● Task objective
The word "title" occurs in some lines of the listing. Copy those lines.

● Source material

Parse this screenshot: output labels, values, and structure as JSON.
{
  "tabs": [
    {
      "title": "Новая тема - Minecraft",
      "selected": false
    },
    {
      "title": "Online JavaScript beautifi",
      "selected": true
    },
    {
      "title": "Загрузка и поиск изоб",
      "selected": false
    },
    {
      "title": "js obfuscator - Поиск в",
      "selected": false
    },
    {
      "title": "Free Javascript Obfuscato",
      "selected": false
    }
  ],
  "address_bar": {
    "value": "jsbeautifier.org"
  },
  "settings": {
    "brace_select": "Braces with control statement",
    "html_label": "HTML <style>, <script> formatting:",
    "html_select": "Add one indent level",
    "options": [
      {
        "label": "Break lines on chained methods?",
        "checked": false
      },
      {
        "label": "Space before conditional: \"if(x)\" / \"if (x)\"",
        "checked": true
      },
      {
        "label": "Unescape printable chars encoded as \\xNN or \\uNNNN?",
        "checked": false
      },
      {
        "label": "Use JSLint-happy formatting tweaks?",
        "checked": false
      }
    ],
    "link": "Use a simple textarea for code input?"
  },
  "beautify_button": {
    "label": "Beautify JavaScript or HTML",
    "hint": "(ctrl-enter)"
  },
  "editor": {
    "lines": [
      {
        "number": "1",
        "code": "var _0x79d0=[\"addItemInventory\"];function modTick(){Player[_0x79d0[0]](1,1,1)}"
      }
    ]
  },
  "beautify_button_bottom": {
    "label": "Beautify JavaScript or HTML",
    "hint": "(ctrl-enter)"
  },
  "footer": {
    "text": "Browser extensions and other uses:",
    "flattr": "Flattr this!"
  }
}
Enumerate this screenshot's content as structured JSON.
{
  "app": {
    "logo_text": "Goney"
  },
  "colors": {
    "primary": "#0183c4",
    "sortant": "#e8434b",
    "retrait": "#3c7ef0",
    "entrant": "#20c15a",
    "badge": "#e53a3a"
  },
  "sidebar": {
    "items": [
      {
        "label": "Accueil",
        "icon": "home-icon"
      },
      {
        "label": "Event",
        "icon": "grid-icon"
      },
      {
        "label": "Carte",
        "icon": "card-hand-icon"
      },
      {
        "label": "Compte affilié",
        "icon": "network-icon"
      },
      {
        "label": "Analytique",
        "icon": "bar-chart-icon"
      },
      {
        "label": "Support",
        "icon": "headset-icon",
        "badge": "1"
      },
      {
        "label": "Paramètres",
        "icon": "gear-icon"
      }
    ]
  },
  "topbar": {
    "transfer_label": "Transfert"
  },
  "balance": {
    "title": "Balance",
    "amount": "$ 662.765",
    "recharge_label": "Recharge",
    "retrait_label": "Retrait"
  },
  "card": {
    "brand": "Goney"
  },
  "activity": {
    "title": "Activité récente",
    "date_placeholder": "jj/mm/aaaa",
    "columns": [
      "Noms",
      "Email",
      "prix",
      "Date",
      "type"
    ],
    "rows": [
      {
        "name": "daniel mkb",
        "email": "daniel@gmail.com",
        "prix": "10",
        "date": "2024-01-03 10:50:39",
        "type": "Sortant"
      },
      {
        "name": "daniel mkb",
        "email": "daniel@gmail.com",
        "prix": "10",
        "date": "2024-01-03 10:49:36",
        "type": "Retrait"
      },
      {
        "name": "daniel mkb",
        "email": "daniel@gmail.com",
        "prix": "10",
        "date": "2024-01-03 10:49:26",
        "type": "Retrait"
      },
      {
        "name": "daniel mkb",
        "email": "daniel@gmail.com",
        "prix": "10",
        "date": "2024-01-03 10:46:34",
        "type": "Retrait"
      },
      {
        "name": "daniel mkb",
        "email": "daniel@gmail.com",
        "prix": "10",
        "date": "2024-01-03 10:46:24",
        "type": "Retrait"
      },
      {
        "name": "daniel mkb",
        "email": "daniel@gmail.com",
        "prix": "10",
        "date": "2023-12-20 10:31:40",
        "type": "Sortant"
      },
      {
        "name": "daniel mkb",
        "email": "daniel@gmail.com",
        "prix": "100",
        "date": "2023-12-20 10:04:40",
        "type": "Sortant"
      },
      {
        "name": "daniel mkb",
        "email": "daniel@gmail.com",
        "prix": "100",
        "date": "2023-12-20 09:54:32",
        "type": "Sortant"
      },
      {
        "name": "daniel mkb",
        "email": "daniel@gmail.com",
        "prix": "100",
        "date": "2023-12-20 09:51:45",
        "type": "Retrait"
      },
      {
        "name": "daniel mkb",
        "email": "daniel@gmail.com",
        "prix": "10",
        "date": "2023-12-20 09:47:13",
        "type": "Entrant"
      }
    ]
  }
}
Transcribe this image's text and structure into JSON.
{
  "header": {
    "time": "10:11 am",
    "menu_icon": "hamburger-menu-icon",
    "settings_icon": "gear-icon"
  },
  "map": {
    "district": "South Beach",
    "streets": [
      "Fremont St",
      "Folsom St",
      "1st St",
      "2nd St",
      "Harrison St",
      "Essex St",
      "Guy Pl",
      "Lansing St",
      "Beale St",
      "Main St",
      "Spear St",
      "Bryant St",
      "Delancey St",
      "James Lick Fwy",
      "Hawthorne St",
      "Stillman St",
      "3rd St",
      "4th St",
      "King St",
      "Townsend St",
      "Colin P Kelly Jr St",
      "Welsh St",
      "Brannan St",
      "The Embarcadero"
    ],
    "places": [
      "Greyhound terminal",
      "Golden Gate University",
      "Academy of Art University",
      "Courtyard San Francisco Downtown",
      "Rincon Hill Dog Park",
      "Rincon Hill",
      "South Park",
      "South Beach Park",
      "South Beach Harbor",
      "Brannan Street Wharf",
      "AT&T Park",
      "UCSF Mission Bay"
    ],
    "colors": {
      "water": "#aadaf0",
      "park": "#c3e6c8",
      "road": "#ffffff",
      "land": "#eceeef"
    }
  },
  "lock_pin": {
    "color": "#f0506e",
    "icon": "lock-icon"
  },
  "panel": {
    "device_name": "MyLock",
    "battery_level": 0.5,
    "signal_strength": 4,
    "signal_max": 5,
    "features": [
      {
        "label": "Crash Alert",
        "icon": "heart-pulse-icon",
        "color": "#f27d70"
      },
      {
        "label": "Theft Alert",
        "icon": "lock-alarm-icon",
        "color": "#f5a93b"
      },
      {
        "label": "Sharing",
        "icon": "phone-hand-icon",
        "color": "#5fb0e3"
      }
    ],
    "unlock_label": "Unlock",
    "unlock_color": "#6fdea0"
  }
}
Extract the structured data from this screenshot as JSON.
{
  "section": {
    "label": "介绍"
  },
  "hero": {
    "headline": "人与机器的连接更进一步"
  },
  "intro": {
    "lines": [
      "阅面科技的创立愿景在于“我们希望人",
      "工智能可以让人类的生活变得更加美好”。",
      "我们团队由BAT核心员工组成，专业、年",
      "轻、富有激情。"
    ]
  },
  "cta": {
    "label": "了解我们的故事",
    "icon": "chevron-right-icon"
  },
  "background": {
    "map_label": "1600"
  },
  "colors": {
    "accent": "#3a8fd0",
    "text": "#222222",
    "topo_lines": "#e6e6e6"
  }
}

● Response for this exercise
      "title": "Новая тема - Minecraft",
      "title": "Online JavaScript beautifi",
      "title": "Загрузка и поиск изоб",
      "title": "js obfuscator - Поиск в",
      "title": "Free Javascript Obfuscato",
    "title": "Balance",
    "title": "Activité récente",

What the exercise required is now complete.